Problem to solve -> The answer must be every line below that contains the string "seed".

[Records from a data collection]
'''
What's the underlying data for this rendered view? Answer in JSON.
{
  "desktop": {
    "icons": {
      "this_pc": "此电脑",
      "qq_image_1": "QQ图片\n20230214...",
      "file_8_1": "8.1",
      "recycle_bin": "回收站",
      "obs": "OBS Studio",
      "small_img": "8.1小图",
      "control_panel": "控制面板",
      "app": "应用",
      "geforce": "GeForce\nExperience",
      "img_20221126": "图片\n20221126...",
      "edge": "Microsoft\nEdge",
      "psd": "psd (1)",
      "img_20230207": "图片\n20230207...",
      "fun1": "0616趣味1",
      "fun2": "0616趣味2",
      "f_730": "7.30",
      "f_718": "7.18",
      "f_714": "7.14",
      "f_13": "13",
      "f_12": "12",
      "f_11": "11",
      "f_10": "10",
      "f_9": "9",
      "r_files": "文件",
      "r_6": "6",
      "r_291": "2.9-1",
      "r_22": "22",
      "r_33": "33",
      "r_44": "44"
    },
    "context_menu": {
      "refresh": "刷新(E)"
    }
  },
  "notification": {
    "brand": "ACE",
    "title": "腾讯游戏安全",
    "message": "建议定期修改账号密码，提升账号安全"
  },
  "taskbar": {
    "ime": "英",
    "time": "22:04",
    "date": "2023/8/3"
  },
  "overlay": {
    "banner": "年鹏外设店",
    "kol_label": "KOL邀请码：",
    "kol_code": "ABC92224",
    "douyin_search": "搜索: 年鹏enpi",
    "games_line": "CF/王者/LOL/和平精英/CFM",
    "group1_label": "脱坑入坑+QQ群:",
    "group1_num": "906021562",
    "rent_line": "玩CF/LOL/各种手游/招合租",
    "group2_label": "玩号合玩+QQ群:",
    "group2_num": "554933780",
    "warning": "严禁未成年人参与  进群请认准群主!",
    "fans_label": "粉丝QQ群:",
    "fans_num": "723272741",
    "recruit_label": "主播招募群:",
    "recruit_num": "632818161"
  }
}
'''
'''
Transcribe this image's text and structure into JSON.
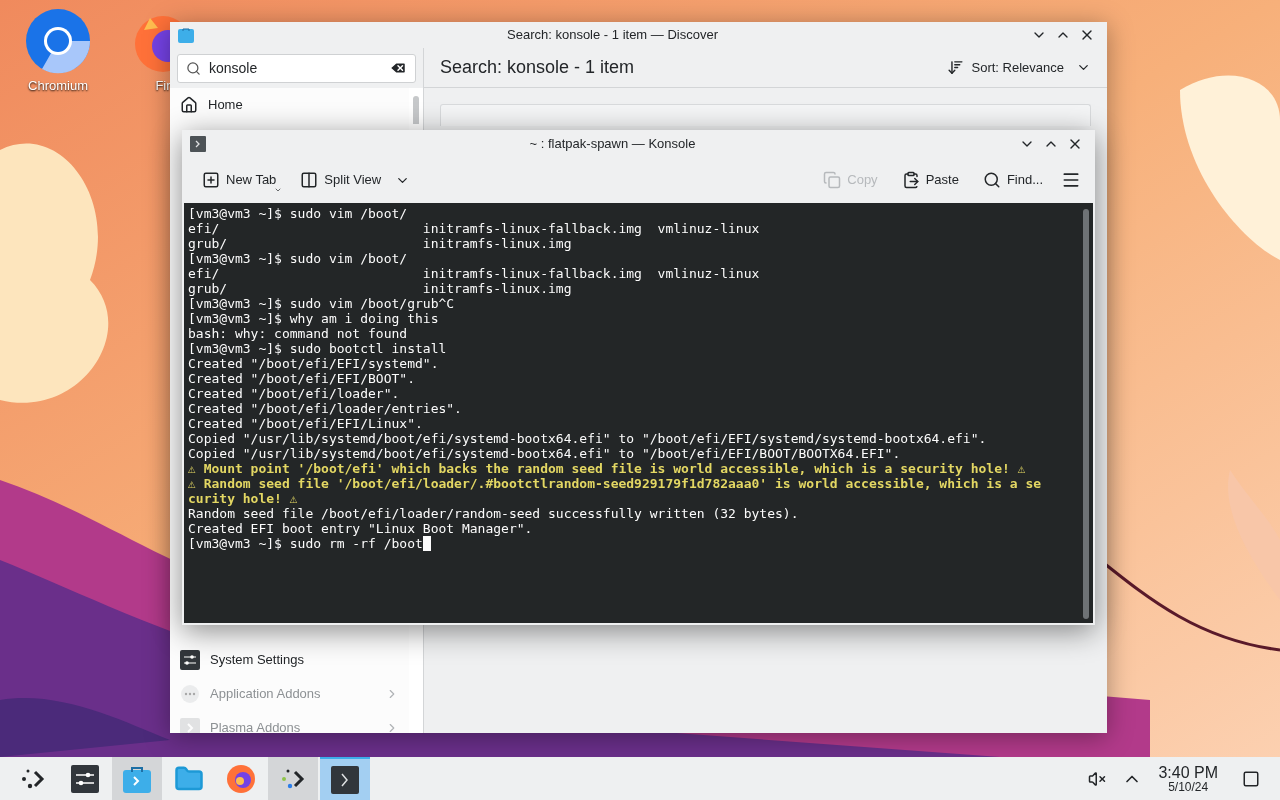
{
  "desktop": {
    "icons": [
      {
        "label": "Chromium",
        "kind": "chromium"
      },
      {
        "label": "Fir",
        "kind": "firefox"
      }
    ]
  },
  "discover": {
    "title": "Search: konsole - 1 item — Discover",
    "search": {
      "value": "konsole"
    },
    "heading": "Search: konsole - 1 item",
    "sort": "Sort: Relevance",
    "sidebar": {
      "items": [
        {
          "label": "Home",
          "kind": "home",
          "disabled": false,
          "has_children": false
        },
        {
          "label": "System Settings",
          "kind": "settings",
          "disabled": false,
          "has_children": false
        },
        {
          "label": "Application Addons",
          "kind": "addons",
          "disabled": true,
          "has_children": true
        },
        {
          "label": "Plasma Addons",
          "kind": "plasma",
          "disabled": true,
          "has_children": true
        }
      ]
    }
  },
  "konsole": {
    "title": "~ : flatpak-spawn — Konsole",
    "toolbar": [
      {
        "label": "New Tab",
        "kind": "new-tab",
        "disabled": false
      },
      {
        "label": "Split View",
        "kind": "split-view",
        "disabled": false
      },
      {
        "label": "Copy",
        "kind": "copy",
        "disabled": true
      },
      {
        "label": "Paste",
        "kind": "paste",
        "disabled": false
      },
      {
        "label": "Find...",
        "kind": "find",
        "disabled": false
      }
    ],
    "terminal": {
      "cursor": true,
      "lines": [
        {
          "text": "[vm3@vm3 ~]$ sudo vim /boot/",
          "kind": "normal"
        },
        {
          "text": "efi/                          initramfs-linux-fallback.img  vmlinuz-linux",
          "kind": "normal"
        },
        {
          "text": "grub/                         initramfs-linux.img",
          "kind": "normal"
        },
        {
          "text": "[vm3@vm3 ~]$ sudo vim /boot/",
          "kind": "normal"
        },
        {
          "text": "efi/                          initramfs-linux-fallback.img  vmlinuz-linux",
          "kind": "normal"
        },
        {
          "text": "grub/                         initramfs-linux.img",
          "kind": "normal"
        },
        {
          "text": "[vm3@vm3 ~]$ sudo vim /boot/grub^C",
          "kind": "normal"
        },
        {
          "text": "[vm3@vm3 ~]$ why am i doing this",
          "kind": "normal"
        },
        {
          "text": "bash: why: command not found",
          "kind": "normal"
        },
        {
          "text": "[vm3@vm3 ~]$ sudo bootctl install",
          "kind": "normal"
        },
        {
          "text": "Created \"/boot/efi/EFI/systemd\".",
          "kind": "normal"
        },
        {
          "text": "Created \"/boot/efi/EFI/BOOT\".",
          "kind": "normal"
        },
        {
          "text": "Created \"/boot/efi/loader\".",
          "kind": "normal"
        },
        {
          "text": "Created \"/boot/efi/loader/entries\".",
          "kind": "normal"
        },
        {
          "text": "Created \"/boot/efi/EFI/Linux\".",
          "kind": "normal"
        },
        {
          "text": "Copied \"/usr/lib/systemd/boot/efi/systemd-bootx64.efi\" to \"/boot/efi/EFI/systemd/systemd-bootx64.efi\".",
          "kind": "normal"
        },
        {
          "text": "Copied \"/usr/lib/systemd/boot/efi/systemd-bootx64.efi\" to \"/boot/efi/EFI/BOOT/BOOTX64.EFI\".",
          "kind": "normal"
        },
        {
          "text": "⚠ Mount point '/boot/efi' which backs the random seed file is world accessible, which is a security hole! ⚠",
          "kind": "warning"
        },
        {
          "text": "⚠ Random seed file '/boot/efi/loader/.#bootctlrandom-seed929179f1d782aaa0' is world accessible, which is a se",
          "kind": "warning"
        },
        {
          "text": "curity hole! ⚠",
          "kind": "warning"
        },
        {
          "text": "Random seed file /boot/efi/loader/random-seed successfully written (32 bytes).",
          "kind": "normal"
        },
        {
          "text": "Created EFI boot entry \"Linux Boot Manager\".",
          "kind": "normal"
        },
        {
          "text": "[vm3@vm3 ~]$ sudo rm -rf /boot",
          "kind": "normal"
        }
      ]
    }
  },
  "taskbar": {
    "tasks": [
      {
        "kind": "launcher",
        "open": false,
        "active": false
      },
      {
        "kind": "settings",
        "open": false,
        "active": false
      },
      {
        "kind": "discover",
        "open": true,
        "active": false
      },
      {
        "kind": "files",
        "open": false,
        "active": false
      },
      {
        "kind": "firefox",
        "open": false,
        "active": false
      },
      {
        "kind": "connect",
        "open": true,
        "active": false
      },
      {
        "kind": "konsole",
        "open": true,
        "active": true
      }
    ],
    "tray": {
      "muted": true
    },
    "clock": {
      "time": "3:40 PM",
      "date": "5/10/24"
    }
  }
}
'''
Output ->
          "text": "⚠ Mount point '/boot/efi' which backs the random seed file is world accessible, which is a security hole! ⚠",
          "text": "⚠ Random seed file '/boot/efi/loader/.#bootctlrandom-seed929179f1d782aaa0' is world accessible, which is a se",
          "text": "Random seed file /boot/efi/loader/random-seed successfully written (32 bytes).",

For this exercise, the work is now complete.